To test this idea, the StatinTB team is carrying out a proof-of-principle trial of the use of statins, as a complement to antibiotic treatment. After their antibiotic treatment has been completed, patients with TB are being given a 12-week course of atorvastatin, a widely used statin. Lung scans will be used to assess the presence of active disease and extent of lung damage.
If this initial trial identifies a benefit associated with the use of statins, it would open the way to a larger trial to provide formal evidence of efficacy.
On infection with Mycobacterium tuberculosis (Mtb), the body launches a complex immune response that leads to the formation of granulomas – fibrous capsules containing a multitude of different immune cells. Long thought to be a way of isolating and controlling Mtb infections, granulomas are now considered to reflect subversion of host immune responses by Mtb in order to create a protective ‘safe haven’. Indeed, granulomas may be positively harmful to the host, causing long-lasting damage to the lungs and facilitating the multiplication and spread of Mtb.
The perspective, reviewed by the StatinTB team in 2021, opens up the prospect of alternative approaches targeting host immune responses alongside Mtb itself. Given their anti-inflammatory properties, widespread use and excellent safety record, statins are a good candidate for such ‘host-directed therapies’.
Best known as treatments for cardiovascular disease, statins have a wide range of effects on human physiology, including anti-inflammatory activity. The StatinTB study is assessing whether this medicinal property of statins could be harnessed to benefit TB patients.
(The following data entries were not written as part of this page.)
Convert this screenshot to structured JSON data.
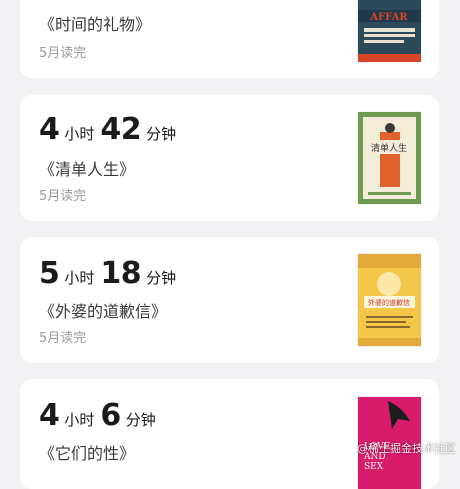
{
  "records": [
    {
      "title": "《时间的礼物》",
      "date": "5月读完",
      "cover": {
        "lines": [
          "AFFAR"
        ],
        "bg": "#2c4a5a",
        "accent": "#d8432a"
      }
    },
    {
      "hours": "4",
      "hours_unit": "小时",
      "minutes": "42",
      "minutes_unit": "分钟",
      "title": "《清单人生》",
      "date": "5月读完",
      "cover": {
        "lines": [
          "清单人生"
        ],
        "bg": "#6f9a52",
        "accent": "#e2622d"
      }
    },
    {
      "hours": "5",
      "hours_unit": "小时",
      "minutes": "18",
      "minutes_unit": "分钟",
      "title": "《外婆的道歉信》",
      "date": "5月读完",
      "cover": {
        "lines": [
          "外婆的道歉信"
        ],
        "bg": "#f4c64a",
        "accent": "#c4322a"
      }
    },
    {
      "hours": "4",
      "hours_unit": "小时",
      "minutes": "6",
      "minutes_unit": "分钟",
      "title": "《它们的性》",
      "cover": {
        "lines": [
          "LOVE",
          "AND",
          "SEX"
        ],
        "bg": "#d81b6a",
        "accent": "#1d1d1d"
      }
    }
  ],
  "watermark": "@稀土掘金技术社区"
}
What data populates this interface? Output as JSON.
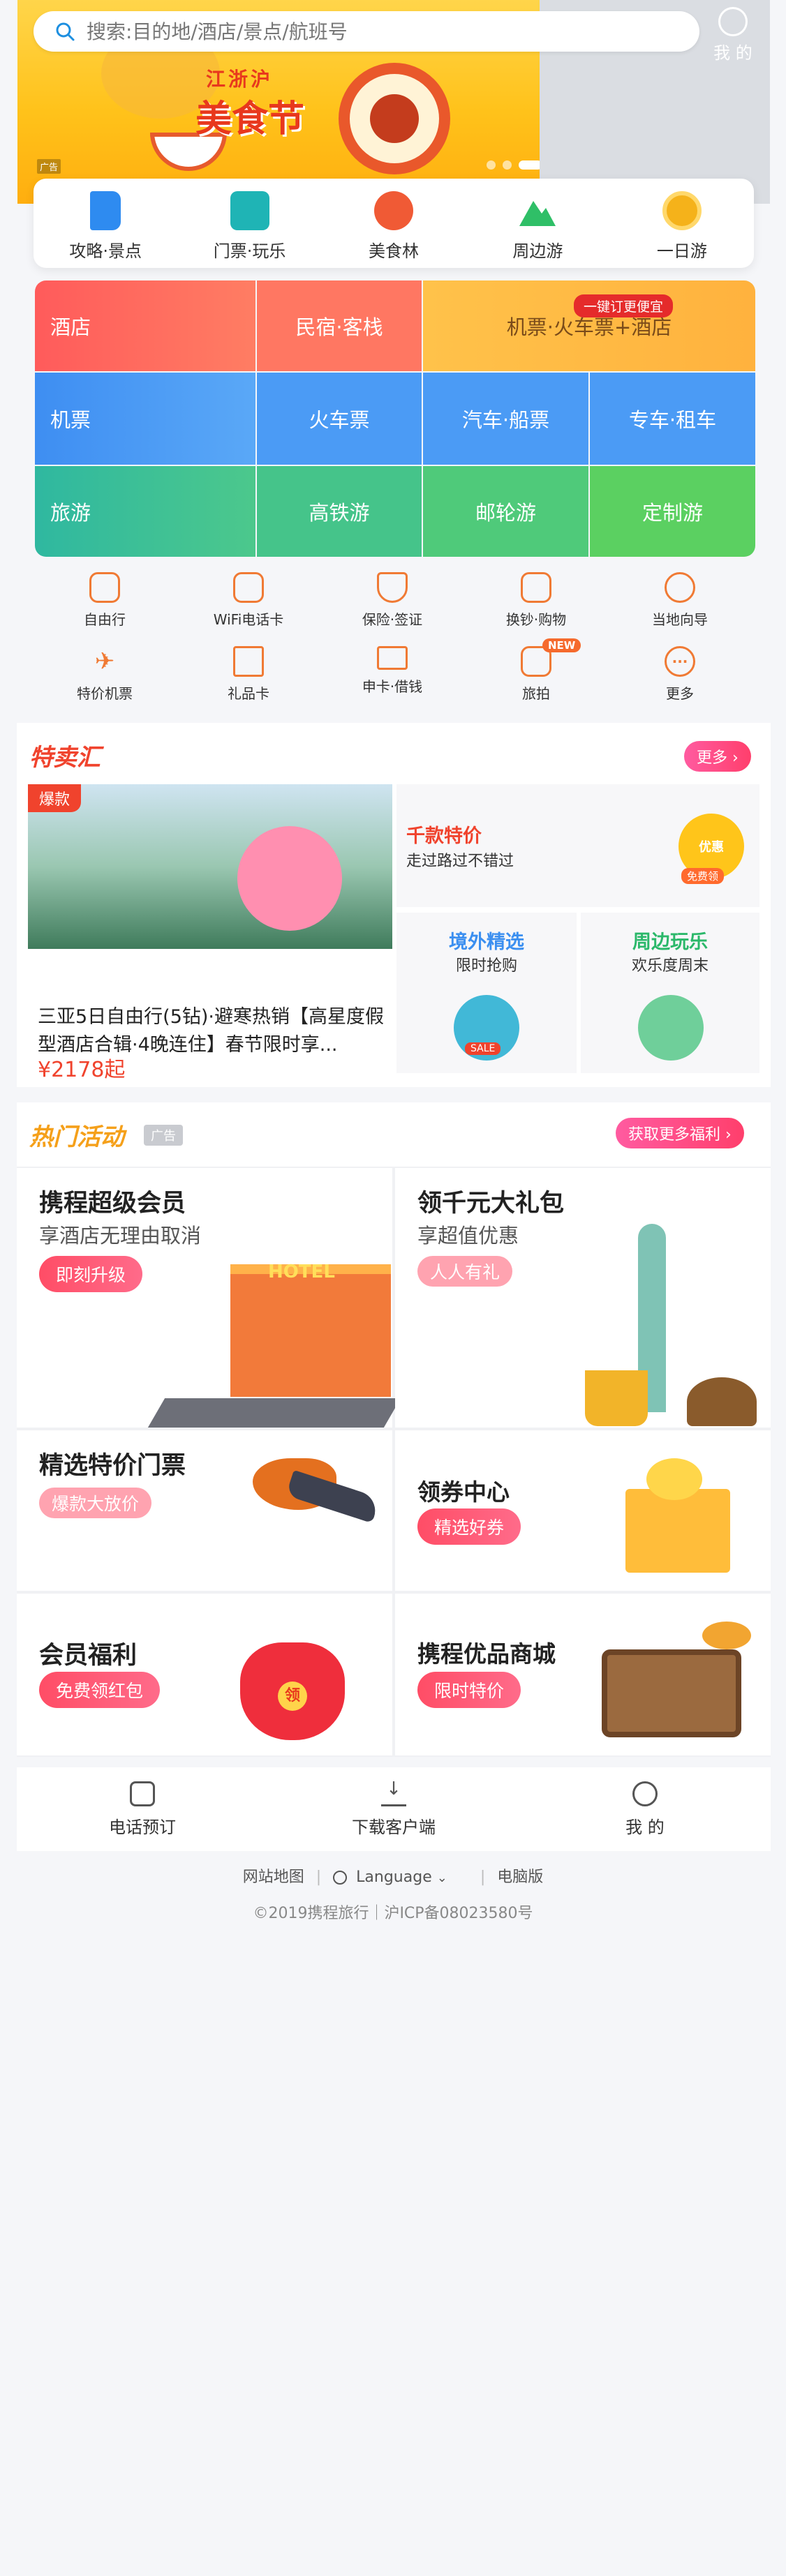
{
  "search": {
    "placeholder": "搜索:目的地/酒店/景点/航班号"
  },
  "header": {
    "mine_label": "我 的"
  },
  "banner": {
    "subtitle": "江浙沪",
    "title": "美食节",
    "ad_label": "广告",
    "slides_count": 3,
    "active_slide": 3
  },
  "quick_nav": [
    {
      "label": "攻略·景点",
      "icon": "guidebook-icon",
      "color": "#2e8bf0"
    },
    {
      "label": "门票·玩乐",
      "icon": "ticket-picture-icon",
      "color": "#1fb4b5"
    },
    {
      "label": "美食林",
      "icon": "food-badge-icon",
      "color": "#f05a35"
    },
    {
      "label": "周边游",
      "icon": "mountain-icon",
      "color": "#2fbf67"
    },
    {
      "label": "一日游",
      "icon": "sun-medal-icon",
      "color": "#f5b21a"
    }
  ],
  "grid": {
    "row1": [
      {
        "label": "酒店"
      },
      {
        "label": "民宿·客栈"
      },
      {
        "label": "机票·火车票+酒店",
        "badge": "一键订更便宜"
      }
    ],
    "row2": [
      {
        "label": "机票"
      },
      {
        "label": "火车票"
      },
      {
        "label": "汽车·船票"
      },
      {
        "label": "专车·租车"
      }
    ],
    "row3": [
      {
        "label": "旅游"
      },
      {
        "label": "高铁游"
      },
      {
        "label": "邮轮游"
      },
      {
        "label": "定制游"
      }
    ],
    "colors": {
      "hotel": "#ff6a5b",
      "flight": "#4fa3f7",
      "travel": "#42c78b",
      "combo": "#ffbd4a"
    }
  },
  "small_icons": [
    {
      "label": "自由行",
      "icon": "backpack-icon"
    },
    {
      "label": "WiFi电话卡",
      "icon": "wifi-card-icon"
    },
    {
      "label": "保险·签证",
      "icon": "shield-icon"
    },
    {
      "label": "换钞·购物",
      "icon": "shopping-bag-icon"
    },
    {
      "label": "当地向导",
      "icon": "guide-hat-icon"
    },
    {
      "label": "特价机票",
      "icon": "plane-icon"
    },
    {
      "label": "礼品卡",
      "icon": "gift-card-icon"
    },
    {
      "label": "申卡·借钱",
      "icon": "credit-card-icon"
    },
    {
      "label": "旅拍",
      "icon": "camera-play-icon",
      "badge": "NEW"
    },
    {
      "label": "更多",
      "icon": "more-dots-icon"
    }
  ],
  "special": {
    "title": "特卖汇",
    "more": "更多",
    "hot_tag": "爆款",
    "deal_text": "三亚5日自由行(5钻)·避寒热销【高星度假型酒店合辑·4晚连住】春节限时享...",
    "deal_price": "¥2178起",
    "card1": {
      "title": "千款特价",
      "subtitle": "走过路过不错过",
      "icon_text": "优惠",
      "icon_sub": "免费领"
    },
    "card2": {
      "title": "境外精选",
      "subtitle": "限时抢购",
      "icon_text": "SALE"
    },
    "card3": {
      "title": "周边玩乐",
      "subtitle": "欢乐度周末"
    }
  },
  "activities": {
    "title": "热门活动",
    "ad_label": "广告",
    "more": "获取更多福利",
    "items": [
      {
        "title": "携程超级会员",
        "subtitle": "享酒店无理由取消",
        "button": "即刻升级",
        "image_text": "HOTEL"
      },
      {
        "title": "领千元大礼包",
        "subtitle": "享超值优惠",
        "button": "人人有礼"
      },
      {
        "title": "精选特价门票",
        "button": "爆款大放价"
      },
      {
        "title": "领券中心",
        "button": "精选好券"
      },
      {
        "title": "会员福利",
        "button": "免费领红包",
        "image_text": "领"
      },
      {
        "title": "携程优品商城",
        "button": "限时特价"
      }
    ]
  },
  "footer": {
    "items": [
      {
        "label": "电话预订",
        "icon": "phone-icon"
      },
      {
        "label": "下载客户端",
        "icon": "download-icon"
      },
      {
        "label": "我 的",
        "icon": "user-icon"
      }
    ],
    "links": {
      "sitemap": "网站地图",
      "language": "Language",
      "pc": "电脑版"
    },
    "copyright": "©2019携程旅行｜沪ICP备08023580号"
  }
}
Could statins offer a novel way to reduce lung damage caused by TB infections and slow the spread of disease?
Statins for TB